The video ends in a comic and provocative manner that condenses the idea of self-love into a single image. In a darkened room a teddy-bear shaped bottle of lubricant (perhaps a mall-purchase?) is turned upside down and squeezed, and the contents ooze towards its target. The implication is that the anticipated sexual activity will finally occur. However, the camera pans down and we see that the lube is squeezed onto a microphone clutched in a fist. Substituting the microphone for a penis confirms the message: in the absence of actual sexual activity, the young men’s arousal and satisfaction comes from their identity as a band.
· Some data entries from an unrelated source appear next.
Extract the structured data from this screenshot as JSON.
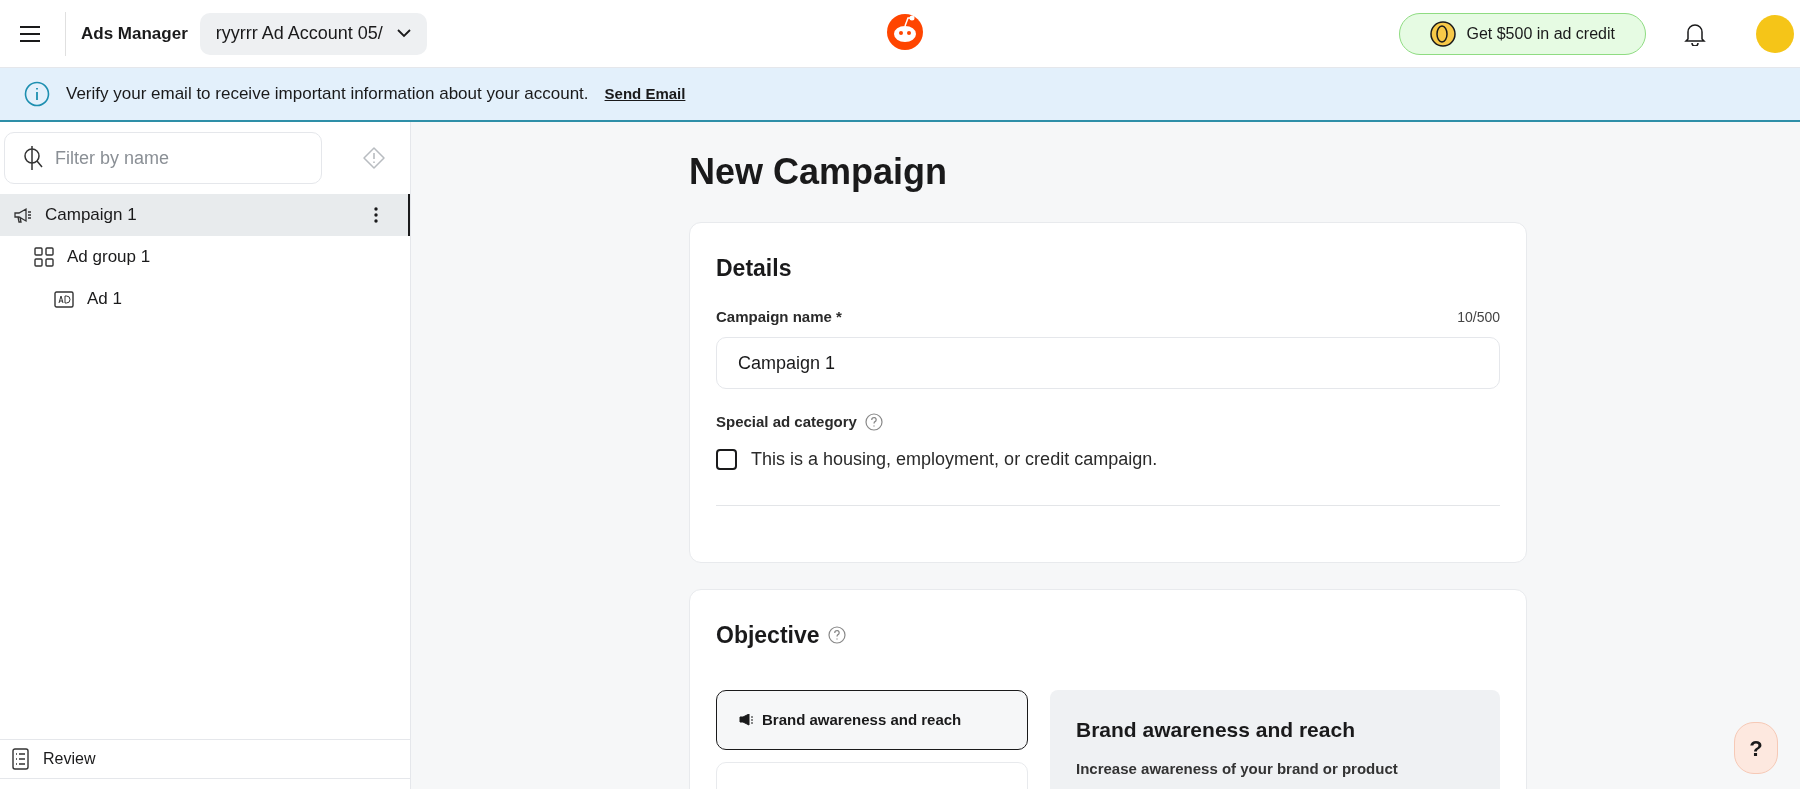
{
  "header": {
    "app_title": "Ads Manager",
    "account": "ryyrrr Ad Account 05/",
    "credit_button": "Get $500 in ad credit"
  },
  "banner": {
    "message": "Verify your email to receive important information about your account.",
    "link": "Send Email"
  },
  "sidebar": {
    "search": {
      "placeholder": "Filter by name"
    },
    "tree": [
      {
        "label": "Campaign 1",
        "kind": "campaign",
        "selected": true,
        "children": [
          {
            "label": "Ad group 1",
            "kind": "adgroup",
            "selected": false,
            "children": [
              {
                "label": "Ad 1",
                "kind": "ad",
                "selected": false
              }
            ]
          }
        ]
      }
    ],
    "footer": "Review"
  },
  "main": {
    "title": "New Campaign",
    "details": {
      "heading": "Details",
      "name_label": "Campaign name *",
      "counter": "10/500",
      "name_value": "Campaign 1",
      "category_label": "Special ad category",
      "checkbox_label": "This is a housing, employment, or credit campaign.",
      "checked": false
    },
    "objective": {
      "heading": "Objective",
      "options": [
        {
          "label": "Brand awareness and reach",
          "selected": true
        },
        {
          "selected": false
        }
      ],
      "panel_title": "Brand awareness and reach",
      "panel_text": "Increase awareness of your brand or product"
    }
  },
  "help_button": "?"
}
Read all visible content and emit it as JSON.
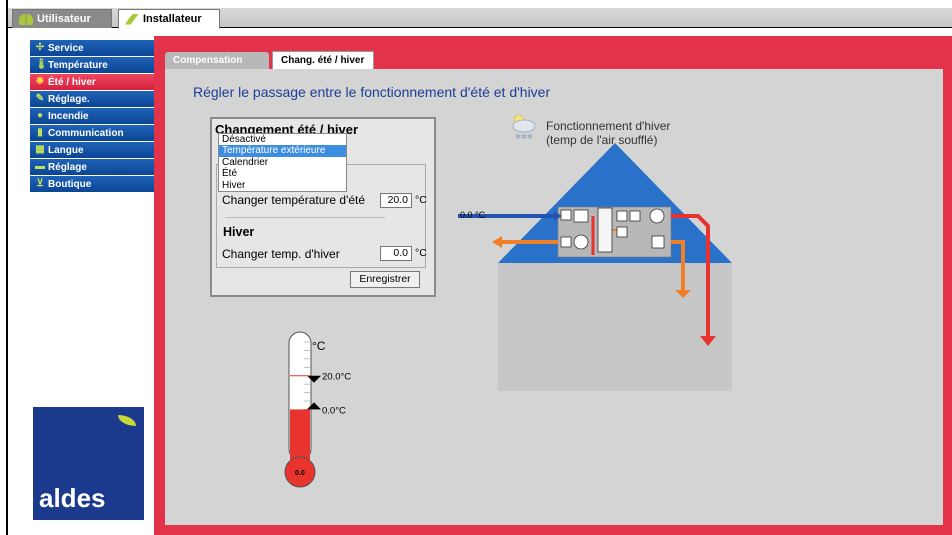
{
  "top_tabs": [
    {
      "label": "Utilisateur",
      "icon": "users-icon"
    },
    {
      "label": "Installateur",
      "icon": "tool-icon"
    }
  ],
  "sidebar": {
    "items": [
      {
        "label": "Service",
        "icon": "fan-icon"
      },
      {
        "label": "Température",
        "icon": "thermometer-icon"
      },
      {
        "label": "Été / hiver",
        "icon": "sun-icon",
        "active": true
      },
      {
        "label": "Réglage.",
        "icon": "pen-icon"
      },
      {
        "label": "Incendie",
        "icon": "fire-icon"
      },
      {
        "label": "Communication",
        "icon": "plug-icon"
      },
      {
        "label": "Langue",
        "icon": "flag-icon"
      },
      {
        "label": "Réglage",
        "icon": "folder-icon"
      },
      {
        "label": "Boutique",
        "icon": "cart-icon"
      }
    ]
  },
  "logo": {
    "text": "aldes"
  },
  "subtabs": [
    {
      "label": "Compensation"
    },
    {
      "label": "Chang. été / hiver",
      "active": true
    }
  ],
  "page_title": "Régler le passage entre le fonctionnement d'été et d'hiver",
  "settings": {
    "title": "Changement été / hiver",
    "dropdown_options": [
      "Désactivé",
      "Température extérieure",
      "Calendrier",
      "Été",
      "Hiver"
    ],
    "dropdown_selected": "Température extérieure",
    "summer_label": "Changer température d'été",
    "summer_value": "20.0",
    "winter_title": "Hiver",
    "winter_label": "Changer temp. d'hiver",
    "winter_value": "0.0",
    "unit": "°C",
    "save_label": "Enregistrer"
  },
  "status": {
    "text": "Fonctionnement d'hiver (temp de l'air soufflé)",
    "icon": "cloud-snow-icon"
  },
  "diagram": {
    "outdoor_temp": "0.0 °C"
  },
  "thermometer": {
    "unit_label": "°C",
    "summer_mark": "20.0°C",
    "winter_mark": "0.0°C",
    "current": "0.0",
    "current_value": 0.0,
    "scale_min": -30,
    "scale_max": 40
  },
  "colors": {
    "sidebar_blue": "#0b4595",
    "active_red": "#e2334a",
    "title_blue": "#1c3e95",
    "roof_blue": "#2a72c9",
    "duct_blue": "#2253b3",
    "duct_red": "#e8332e",
    "duct_orange": "#f07f2a"
  }
}
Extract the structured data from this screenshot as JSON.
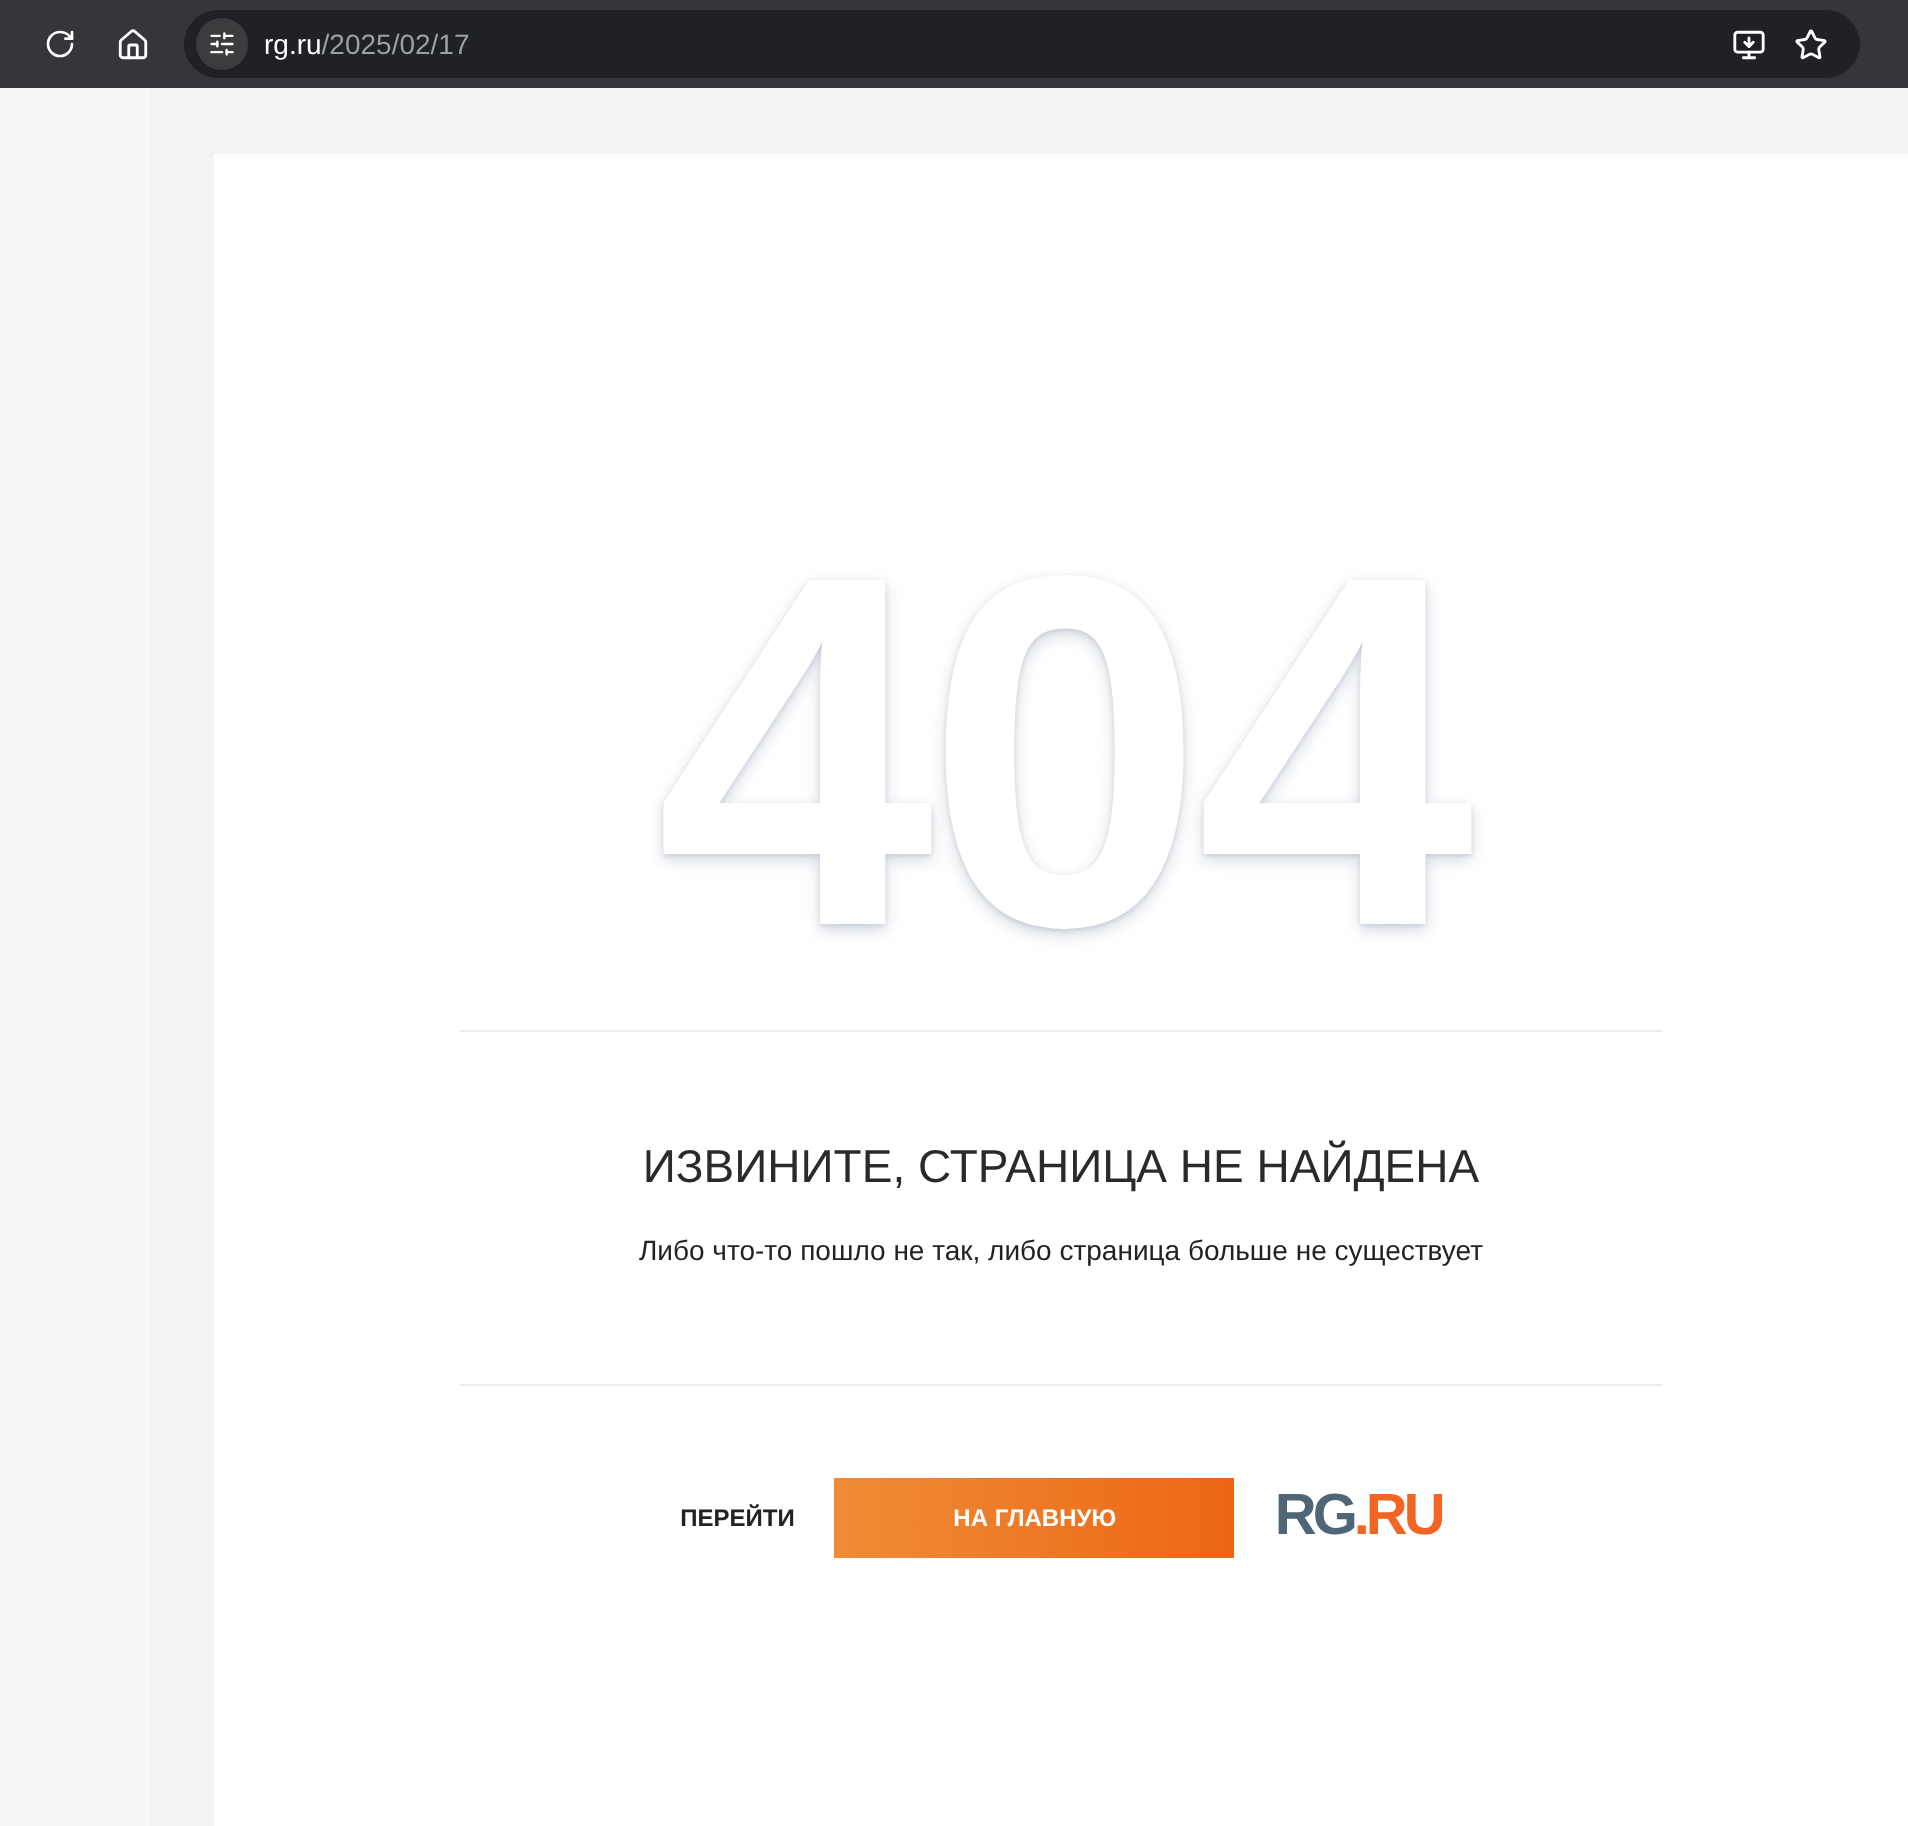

‘Weekend’ is a great song with a typical theme of frustrated young love, and the video succeeds by having the band engage with and then subtly subvert a series of stereotypes associated with American teens. Some of these are about teenagers’ consumption of pop culture: shopping at the mall, playing arcade games, eating junk food, smoking, taking drugs and road trips. Others are about people’s expectations of teenage behaviour based on media representations: teen-killer rampages, ‘healthy’ outdoor pursuits, sexual activity.
And whilst the song is about a young man’s longing for an absent girlfriend, perhaps the most interesting aspect of Focus Creeps’ video for ‘Weekend’ is its additional layer of meaning: that for Smith Westerns the love of being in a band is the ultimate satisfaction.
Words by Amanda Penlington